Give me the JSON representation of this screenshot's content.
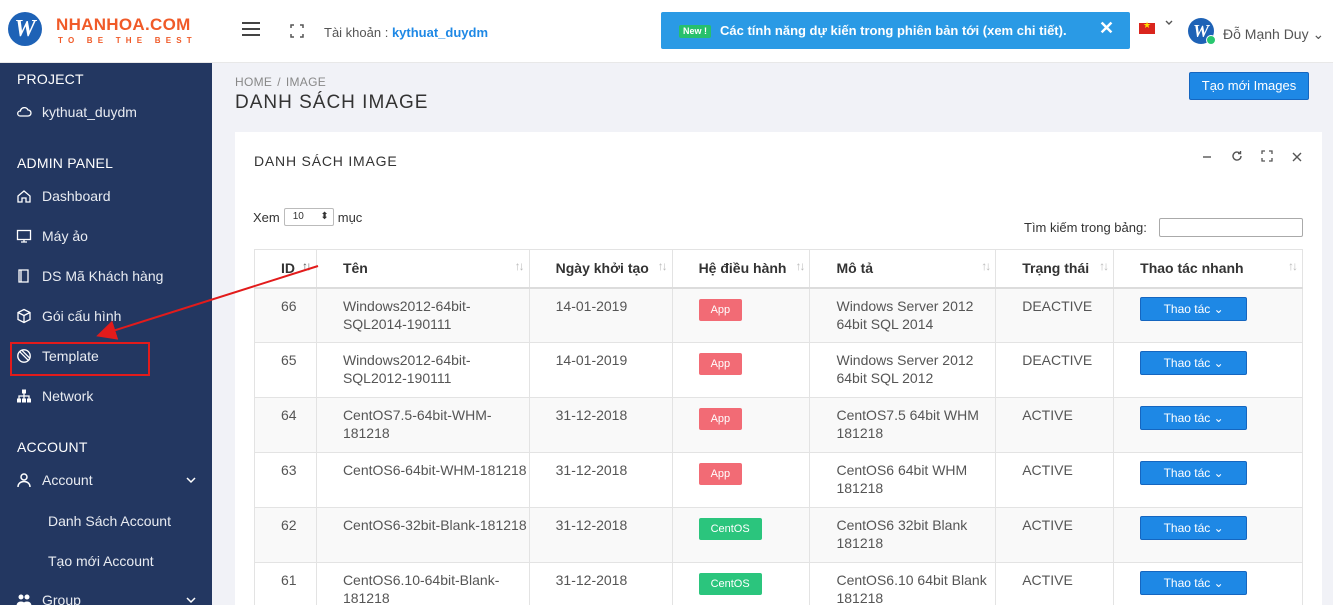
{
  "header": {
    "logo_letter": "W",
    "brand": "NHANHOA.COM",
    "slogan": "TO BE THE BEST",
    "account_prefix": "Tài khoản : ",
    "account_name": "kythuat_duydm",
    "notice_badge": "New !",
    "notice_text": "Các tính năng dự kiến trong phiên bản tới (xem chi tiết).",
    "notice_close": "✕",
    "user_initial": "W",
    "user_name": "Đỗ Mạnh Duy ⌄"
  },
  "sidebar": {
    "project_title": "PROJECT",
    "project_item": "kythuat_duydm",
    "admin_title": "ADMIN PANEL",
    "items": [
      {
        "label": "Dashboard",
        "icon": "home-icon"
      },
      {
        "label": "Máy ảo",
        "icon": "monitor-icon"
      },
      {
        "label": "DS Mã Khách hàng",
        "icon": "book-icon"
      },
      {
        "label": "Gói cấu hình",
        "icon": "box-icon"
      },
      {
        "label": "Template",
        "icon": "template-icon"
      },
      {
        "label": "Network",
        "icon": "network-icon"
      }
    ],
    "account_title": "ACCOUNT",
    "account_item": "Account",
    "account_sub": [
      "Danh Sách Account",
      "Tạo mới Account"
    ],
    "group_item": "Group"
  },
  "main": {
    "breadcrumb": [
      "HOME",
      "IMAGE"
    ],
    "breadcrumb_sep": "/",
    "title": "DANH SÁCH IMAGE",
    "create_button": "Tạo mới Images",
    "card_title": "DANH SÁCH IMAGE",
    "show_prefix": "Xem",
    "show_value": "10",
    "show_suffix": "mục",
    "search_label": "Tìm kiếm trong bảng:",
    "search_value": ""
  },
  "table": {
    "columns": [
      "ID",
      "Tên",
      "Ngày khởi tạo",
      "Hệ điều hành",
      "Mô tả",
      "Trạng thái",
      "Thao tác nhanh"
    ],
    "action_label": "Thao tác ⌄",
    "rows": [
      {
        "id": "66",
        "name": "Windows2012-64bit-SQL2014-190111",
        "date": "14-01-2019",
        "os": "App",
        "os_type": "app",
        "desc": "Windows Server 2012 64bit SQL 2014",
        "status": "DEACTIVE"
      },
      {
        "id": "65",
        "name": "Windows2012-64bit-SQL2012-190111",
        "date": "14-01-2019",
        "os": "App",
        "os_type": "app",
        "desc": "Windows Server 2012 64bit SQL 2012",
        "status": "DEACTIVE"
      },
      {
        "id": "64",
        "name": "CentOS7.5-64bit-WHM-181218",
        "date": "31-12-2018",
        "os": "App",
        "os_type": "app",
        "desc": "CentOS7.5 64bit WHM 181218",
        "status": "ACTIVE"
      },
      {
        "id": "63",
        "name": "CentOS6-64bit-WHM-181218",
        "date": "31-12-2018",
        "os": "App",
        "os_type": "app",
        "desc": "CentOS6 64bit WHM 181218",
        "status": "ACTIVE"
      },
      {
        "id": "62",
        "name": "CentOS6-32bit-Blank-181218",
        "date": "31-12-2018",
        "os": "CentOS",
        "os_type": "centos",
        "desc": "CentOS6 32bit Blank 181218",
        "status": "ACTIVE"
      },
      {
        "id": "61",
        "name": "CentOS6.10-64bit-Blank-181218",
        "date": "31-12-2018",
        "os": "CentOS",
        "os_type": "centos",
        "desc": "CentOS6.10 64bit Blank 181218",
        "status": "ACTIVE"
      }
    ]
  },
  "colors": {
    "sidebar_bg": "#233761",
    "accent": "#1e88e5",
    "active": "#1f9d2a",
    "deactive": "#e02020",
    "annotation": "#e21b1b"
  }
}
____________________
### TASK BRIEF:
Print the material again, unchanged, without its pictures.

### RESULT OF THE EXERCISE:
Give me the JSON representation of this screenshot's content.
{
  "header": {
    "logo_letter": "W",
    "brand": "NHANHOA.COM",
    "slogan": "TO BE THE BEST",
    "account_prefix": "Tài khoản : ",
    "account_name": "kythuat_duydm",
    "notice_badge": "New !",
    "notice_text": "Các tính năng dự kiến trong phiên bản tới (xem chi tiết).",
    "notice_close": "✕",
    "user_initial": "W",
    "user_name": "Đỗ Mạnh Duy ⌄"
  },
  "sidebar": {
    "project_title": "PROJECT",
    "project_item": "kythuat_duydm",
    "admin_title": "ADMIN PANEL",
    "items": [
      {
        "label": "Dashboard",
        "icon": "home-icon"
      },
      {
        "label": "Máy ảo",
        "icon": "monitor-icon"
      },
      {
        "label": "DS Mã Khách hàng",
        "icon": "book-icon"
      },
      {
        "label": "Gói cấu hình",
        "icon": "box-icon"
      },
      {
        "label": "Template",
        "icon": "template-icon"
      },
      {
        "label": "Network",
        "icon": "network-icon"
      }
    ],
    "account_title": "ACCOUNT",
    "account_item": "Account",
    "account_sub": [
      "Danh Sách Account",
      "Tạo mới Account"
    ],
    "group_item": "Group"
  },
  "main": {
    "breadcrumb": [
      "HOME",
      "IMAGE"
    ],
    "breadcrumb_sep": "/",
    "title": "DANH SÁCH IMAGE",
    "create_button": "Tạo mới Images",
    "card_title": "DANH SÁCH IMAGE",
    "show_prefix": "Xem",
    "show_value": "10",
    "show_suffix": "mục",
    "search_label": "Tìm kiếm trong bảng:",
    "search_value": ""
  },
  "table": {
    "columns": [
      "ID",
      "Tên",
      "Ngày khởi tạo",
      "Hệ điều hành",
      "Mô tả",
      "Trạng thái",
      "Thao tác nhanh"
    ],
    "action_label": "Thao tác ⌄",
    "rows": [
      {
        "id": "66",
        "name": "Windows2012-64bit-SQL2014-190111",
        "date": "14-01-2019",
        "os": "App",
        "os_type": "app",
        "desc": "Windows Server 2012 64bit SQL 2014",
        "status": "DEACTIVE"
      },
      {
        "id": "65",
        "name": "Windows2012-64bit-SQL2012-190111",
        "date": "14-01-2019",
        "os": "App",
        "os_type": "app",
        "desc": "Windows Server 2012 64bit SQL 2012",
        "status": "DEACTIVE"
      },
      {
        "id": "64",
        "name": "CentOS7.5-64bit-WHM-181218",
        "date": "31-12-2018",
        "os": "App",
        "os_type": "app",
        "desc": "CentOS7.5 64bit WHM 181218",
        "status": "ACTIVE"
      },
      {
        "id": "63",
        "name": "CentOS6-64bit-WHM-181218",
        "date": "31-12-2018",
        "os": "App",
        "os_type": "app",
        "desc": "CentOS6 64bit WHM 181218",
        "status": "ACTIVE"
      },
      {
        "id": "62",
        "name": "CentOS6-32bit-Blank-181218",
        "date": "31-12-2018",
        "os": "CentOS",
        "os_type": "centos",
        "desc": "CentOS6 32bit Blank 181218",
        "status": "ACTIVE"
      },
      {
        "id": "61",
        "name": "CentOS6.10-64bit-Blank-181218",
        "date": "31-12-2018",
        "os": "CentOS",
        "os_type": "centos",
        "desc": "CentOS6.10 64bit Blank 181218",
        "status": "ACTIVE"
      }
    ]
  },
  "colors": {
    "sidebar_bg": "#233761",
    "accent": "#1e88e5",
    "active": "#1f9d2a",
    "deactive": "#e02020",
    "annotation": "#e21b1b"
  }
}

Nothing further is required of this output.